The task is humongous and one the government should have been prepared for. Right now, we don’t have enough doses of the vaccine to ramp up our vaccinations, and the path for the future is not clear. For the world’s largest vaccine producer, this is an incomprehensible place to be in. It is equivalent to Saudi Arabia telling its people it has no oil for them more vaccines only in the last week of March, two months after the vaccination programme began. For all its cynicism about the pandemic, the Trump administration paid Pfizer almost $2 billion for 100 million doses, with the option to acquire another 500 million if the vaccine succeeded. Today, the US has enough doses to vaccinate its entire population twice over.
In the initial phase of our vaccination campaign, an appalling communication gap to overcome vaccine hesitancy led to a wastage of 8-9 per cent of the vaccines in some states. The second wave should not have come as a surprise. It was obvious that once the economy restarted, there would be a rise in infections, as has happened in many parts of the world. We all know we are probably the least disciplined nation globally and delight in flouting or circumventing regulations. Also, just as every nation keeps a stockpile of energy sources like oil or coal for emergencies, we could have kept a reserve stock of vaccines when the demand was low. India’s vaccines require only a refrigerator and could have been easily stored by the government for up to six months. Instead, we exported 60 million vaccines while administering only 70 million doses to our own people.
Our vaccine strategy reeks of complacency and government over-regulation. The shortage of vaccines dictated India’s stratified approach to vaccination instead of allowing it to open it to all. Not involving the private sector in the distribution of the vaccine has also ended up hampering the effort.
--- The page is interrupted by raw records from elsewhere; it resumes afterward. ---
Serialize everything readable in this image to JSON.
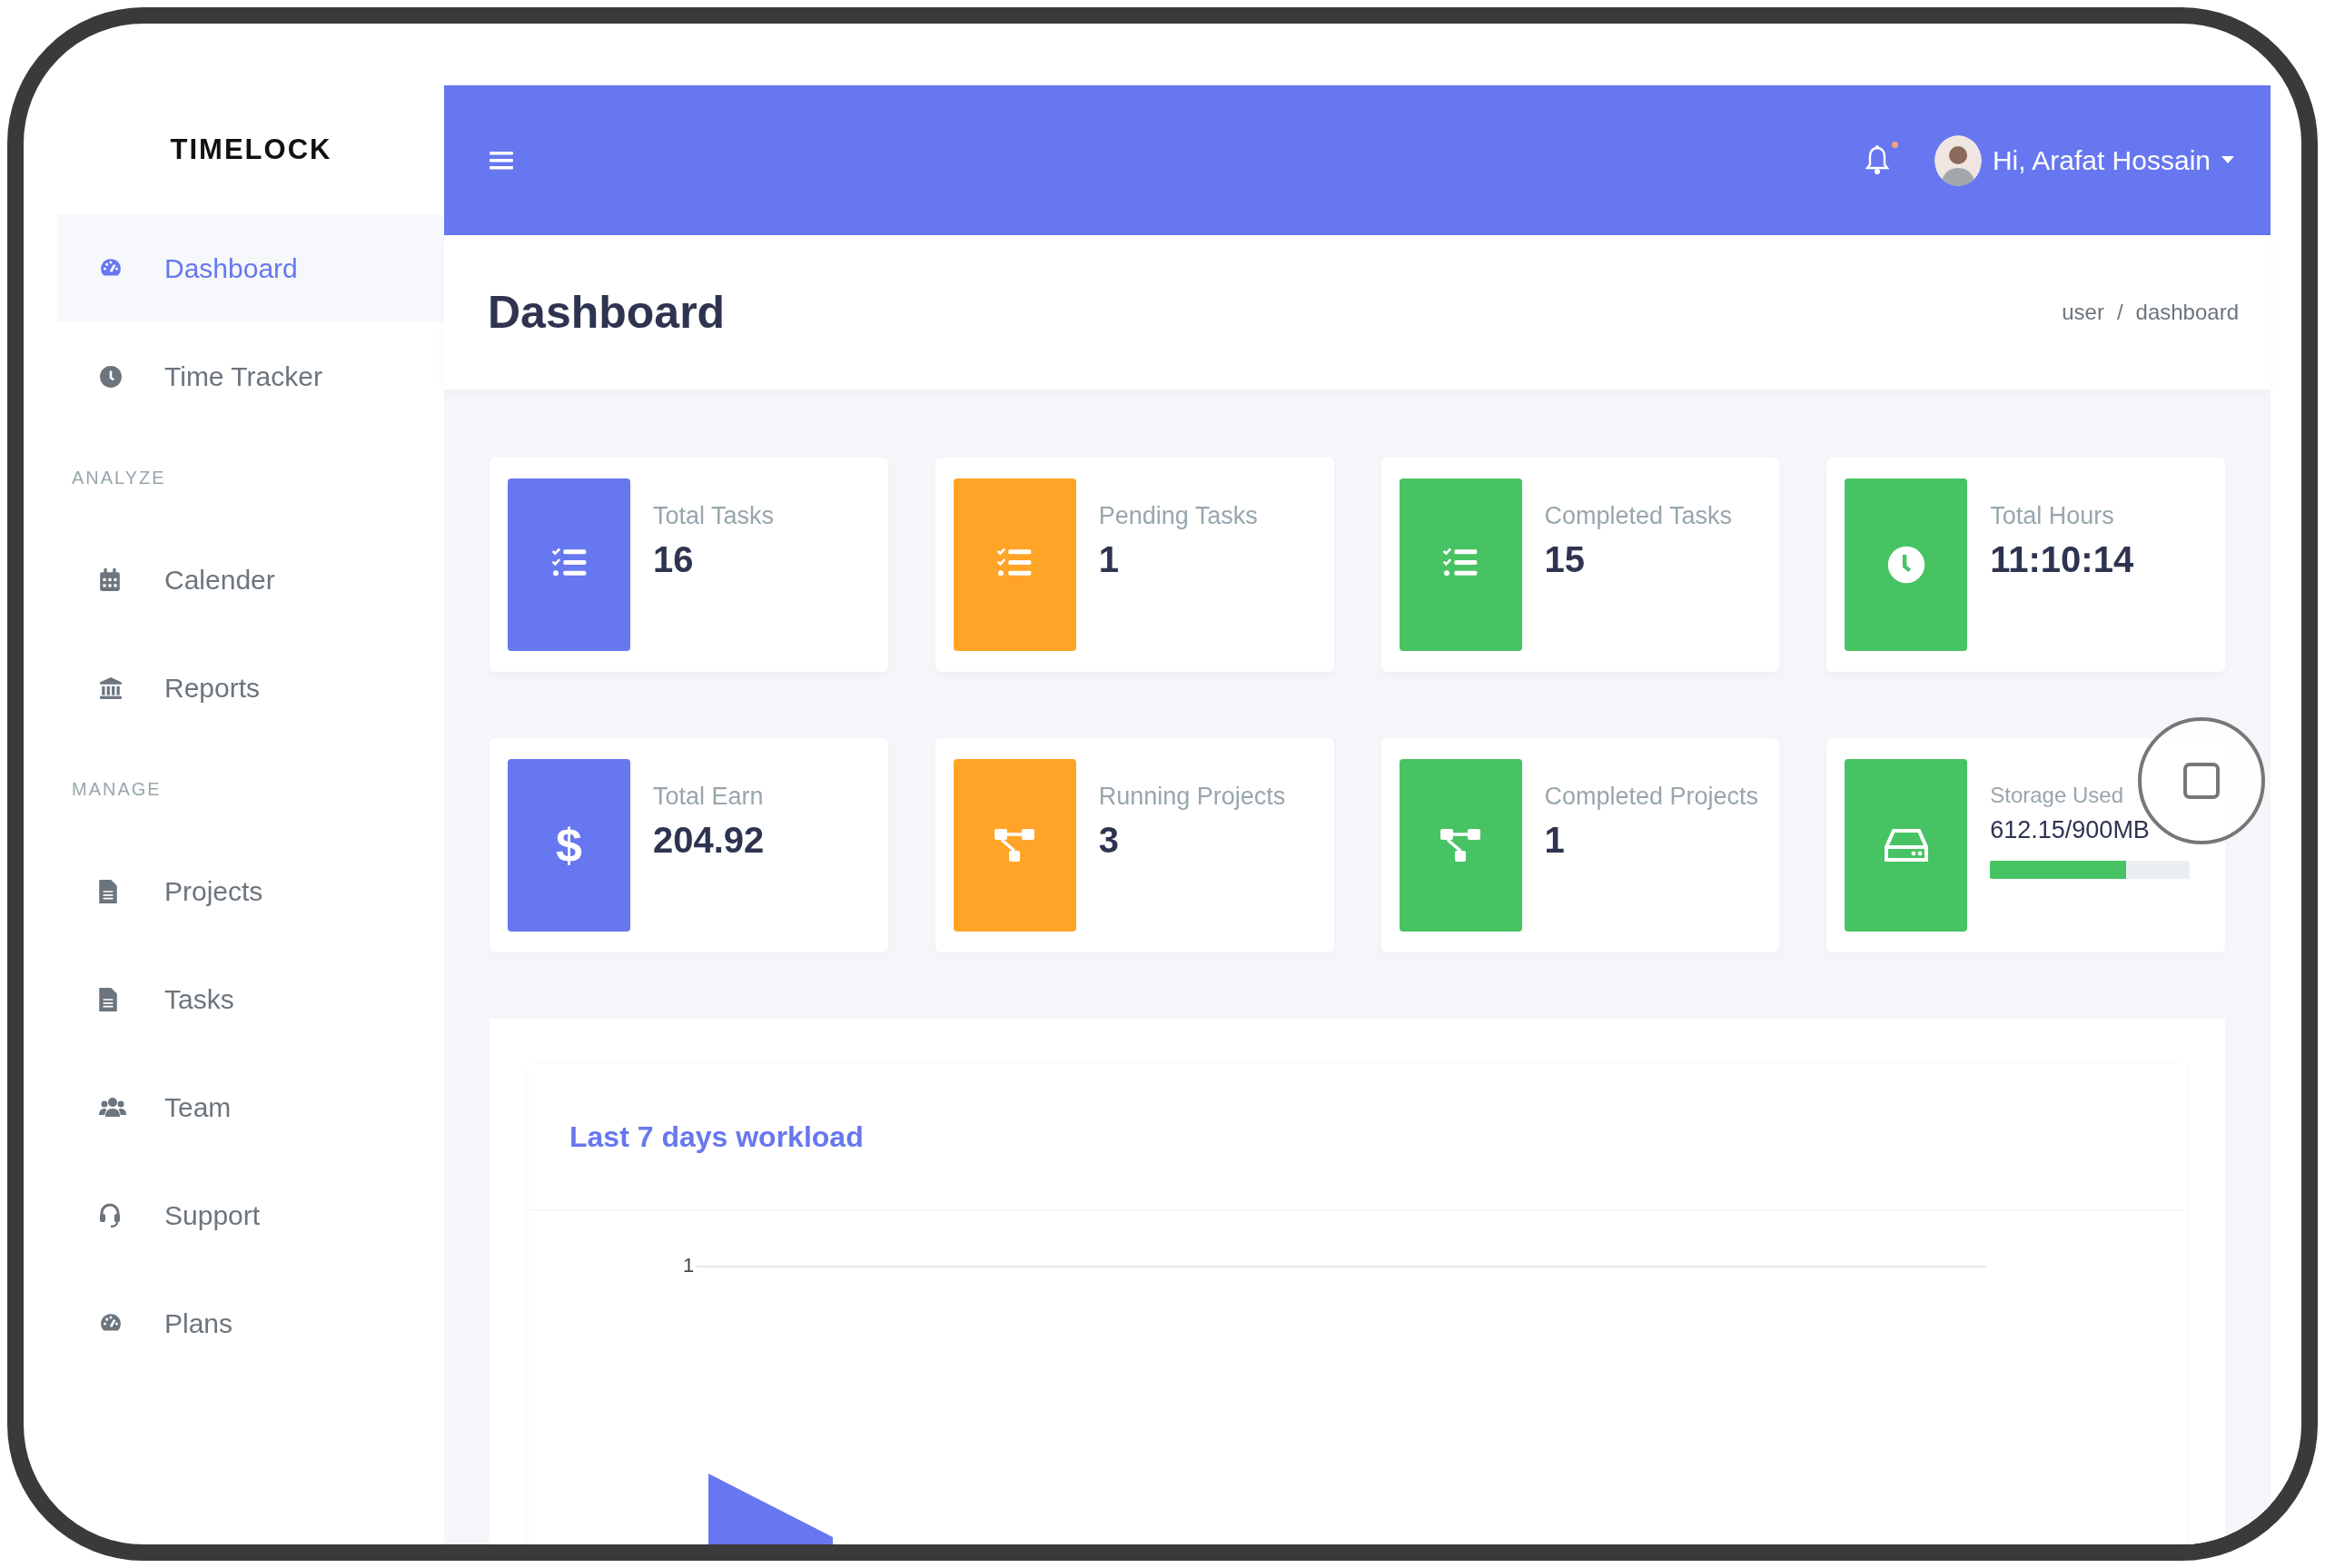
{
  "brand": "TIMELOCK",
  "sidebar": {
    "items": [
      {
        "kind": "link",
        "label": "Dashboard",
        "selected": true
      },
      {
        "kind": "link",
        "label": "Time Tracker",
        "selected": false
      },
      {
        "kind": "heading",
        "label": "ANALYZE"
      },
      {
        "kind": "link",
        "label": "Calender",
        "selected": false
      },
      {
        "kind": "link",
        "label": "Reports",
        "selected": false
      },
      {
        "kind": "heading",
        "label": "MANAGE"
      },
      {
        "kind": "link",
        "label": "Projects",
        "selected": false
      },
      {
        "kind": "link",
        "label": "Tasks",
        "selected": false
      },
      {
        "kind": "link",
        "label": "Team",
        "selected": false
      },
      {
        "kind": "link",
        "label": "Support",
        "selected": false
      },
      {
        "kind": "link",
        "label": "Plans",
        "selected": false
      }
    ]
  },
  "header": {
    "user": "Hi, Arafat Hossain",
    "unread": true
  },
  "page": {
    "title": "Dashboard",
    "breadcrumb": [
      "user",
      "dashboard"
    ],
    "separator": "/"
  },
  "stats": [
    {
      "kind": "tasks",
      "label": "Total Tasks",
      "value": "16",
      "color": "#6777ef"
    },
    {
      "kind": "tasks",
      "label": "Pending Tasks",
      "value": "1",
      "color": "#ffa426"
    },
    {
      "kind": "tasks",
      "label": "Completed Tasks",
      "value": "15",
      "color": "#47c363"
    },
    {
      "kind": "time",
      "label": "Total Hours",
      "value": "11:10:14",
      "color": "#47c363"
    },
    {
      "kind": "money",
      "label": "Total Earn",
      "value": "204.92",
      "color": "#6777ef",
      "symbol": "$"
    },
    {
      "kind": "projects",
      "label": "Running Projects",
      "value": "3",
      "color": "#ffa426"
    },
    {
      "kind": "projects",
      "label": "Completed Projects",
      "value": "1",
      "color": "#47c363"
    },
    {
      "kind": "storage",
      "label": "Storage Used",
      "value": "612.15/900MB",
      "color": "#47c363",
      "level": 0.68
    }
  ],
  "workload": {
    "title": "Last 7 days workload",
    "y_axis_label": "1"
  }
}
Despite 16 vaccines in clinical and pre-clinical trials in December, it took the Drugs Controller General of India four months to amend protocols to speed up trials. Several vaccines in developed countries have gone through extensive trials and have been approved by their drug controllers, and their use in India can be fast-tracked. At the current vaccination rate of 4 million people per day, it will take us until mid-July to achieve the target of fully vaccinating 300 million people and a year and three months to vaccinate 75 per cent of the population. By that time, the 8-12-month protection period for those who have been fully vaccinated would have started wearing off, and they would require a booster shot.
Our cover story, ‘The Vaccine Emergency’, written by Associate Editor Sonali Acharjee, examines how India came to be in the current crisis, how various factors derailed a sensible vaccination strategy, how an increase in the number of the vaccine-eligible and a surge in cases drove up vaccine demand, outstripping production capacity and exhausting vaccine stocks.
The government seems to have woken up now by importing foreign vaccines. But we have already lost critical time. It will take another 3-4 months for these measures to take effect. The government needs to beef up capacity, spend money and subsidise vaccine production while ramping up vaccination. It needs to rope in other pharma companies, deploy the state’s resources and the private sector to swiftly vaccinate the population before a third wave crashes into us.
(India Today Editor-in-Chief's note for the cover story, ‘Covid-19: The Vaccine Emergency’, for April 26, 2021)